In response to His disciples’ request for a sign of His coming and the end of the age which they associated with the destruction of the temple He had just foretold, Jesus has warned of tribulation to His followers for seeking a heavenly kingdom rather than the worldly kingdoms promised by false Christs (Mat 24:4-14). He also warned of an even greater tribulation to those who are drawn to the artificial light of false Christs and false prophets seeking a worldly salvation apart from the salvation from sin that He as the true Messiah came to provide and that alone is able to give lasting peace and joy (Mat 24:15-28). He has now stated that immediately following the tribulation of those days would be a time of darkness as the powers of the heavens would be shaken and those luminaries that were meant to reflect His splendor and separate light from darkness would cease to shine with the light of life (Mat 24:29). What does Jesus say would happen then? See Mat 24:30. Note that the NAS sky can also be translated as heaven (see KJV); what is the significance that Jesus says the sign of the Son of Man will then during this time of darkness appear in the sky or heaven where He has just said the existing luminaries would be darkened and their powers would be shaken? Why is it that only after all other lights have been extinguished that men can see the light of the Lord?
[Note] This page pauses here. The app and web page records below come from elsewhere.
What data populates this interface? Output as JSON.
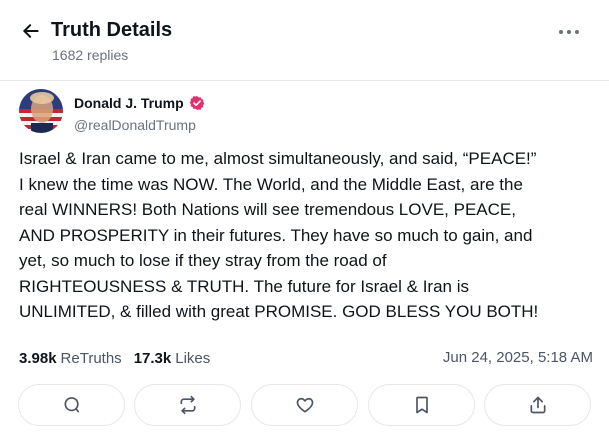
{
  "header": {
    "title": "Truth Details",
    "subtitle": "1682 replies",
    "back_icon": "arrow-left-icon",
    "more_icon": "more-horizontal-icon"
  },
  "post": {
    "author": {
      "name": "Donald J. Trump",
      "handle": "@realDonaldTrump",
      "verified_icon": "verified-badge-icon",
      "verified_color": "#e3306c"
    },
    "body_lines": [
      "Israel & Iran came to me, almost simultaneously, and said, “PEACE!”",
      "I knew the time was NOW. The World, and the Middle East, are the",
      "real WINNERS! Both Nations will see tremendous LOVE, PEACE,",
      "AND PROSPERITY in their futures. They have so much to gain, and",
      "yet, so much to lose if they stray from the road of",
      "RIGHTEOUSNESS & TRUTH. The future for Israel & Iran is",
      "UNLIMITED, & filled with great PROMISE. GOD BLESS YOU BOTH!"
    ],
    "stats": {
      "retruths_count": "3.98k",
      "retruths_label": "ReTruths",
      "likes_count": "17.3k",
      "likes_label": "Likes"
    },
    "timestamp": "Jun 24, 2025, 5:18 AM"
  },
  "actions": [
    {
      "icon": "reply-icon"
    },
    {
      "icon": "retruth-icon"
    },
    {
      "icon": "like-heart-icon"
    },
    {
      "icon": "bookmark-icon"
    },
    {
      "icon": "share-icon"
    }
  ]
}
Cf. Isa 26:9-10. What is the significance that when Jesus says this sign will appear in the sky, the word used is the same as that used in Phil 2:15 where the righteous children of God are said to shine like stars in the midst of a crooked and perverse generation, and in Mat 24:27 where He has just said His coming will be like lightning that flashes from east to west; cf. Isa 60:1-2, 2Pe 1:19, 1Jo 2:8, Rev 1:16 and 2Th 2:8 KJV.
Recall that the disciples had asked for a sign of Jesus’ coming; what should we understand to be the sign of the Son of Man that He says will appear (or shine, or be seen) in the sky (or heaven)? What sign appeared in the sky at His first coming? See Mat 2:2-10; cf. Num 24:17, Rev 22:16. As the Jews at Christ’s first coming did not seem to understand the significance of the star and perhaps didn’t even see or notice it as the Magi did, should we suppose it will necessarily be any different at Christ’s second coming? Is it possible that such a sign will only be seen and understood by those who like the Magi are observant of heavenly things? Cf. Joh 12:28-29. Considering also the symbolic nature of the prophetic language Jesus has used throughout this passage, while allowing that such a sign certainly may have a physical manifestation as it did at His first coming, should we necessarily suppose that the sign of which He speaks is primarily physical in nature, or is it possible that the brightness of His shining is more spiritual in nature and even if some physical light is observed, it will only be understood by those who have spiritual eyes to see? Cf. Mat 12:38-39, 16:1-4. In this regard, is it significant that neither Mark nor Luke mention the sign of the Son of Man appearing in the sky, but both simply state that “they will see the Son of Man coming in clouds with great power and glory” (Mar 13:25-26, Luk 21:26-27), as if the sign of the Son of Man that will be seen in the sky is Jesus coming in the clouds with power and great glory?
What prophecy from the Old Testament was Jesus referring to when He says that then “they will see the Son of Man coming on the clouds of the sky”? See Dan 7:13. Although this sign speaks of a real manifestation of Christ’s power and glory in the world, how does the context of Dan 7:1-14 also indicate that this sign is primarily symbolic in nature, referring to a greater spiritual reality behind the physical? See also Mat 26:64 and think: was it in a physical sense that those who condemned Jesus to death would see Him “sitting at the right hand of Power and coming on the clouds of heaven”? In what sense did they see Him coming on the clouds of heaven, even as He was also sitting at the right hand of Power? See Mat 24:35; cf. Deut 32:1-2, Job 36:27-37:13, Isa 55:10-11. In what sense did the tribes of Israel mourn as they saw the truth of Christ’s words come upon them like a storm—just like in the days of Noah—and Jerusalem, the temple, and their whole nation was destroyed? How was their mourning different from those upon whom God’s grace had been poured out to believe the truth of Christ’s words? Cf. Zec 12:10, Luk 23:27,48. Shall we suppose that the mourning of all the tribes of the earth will be any different in regard to these two senses? In what way has this been true throughout history? Cf. Rev 1:7.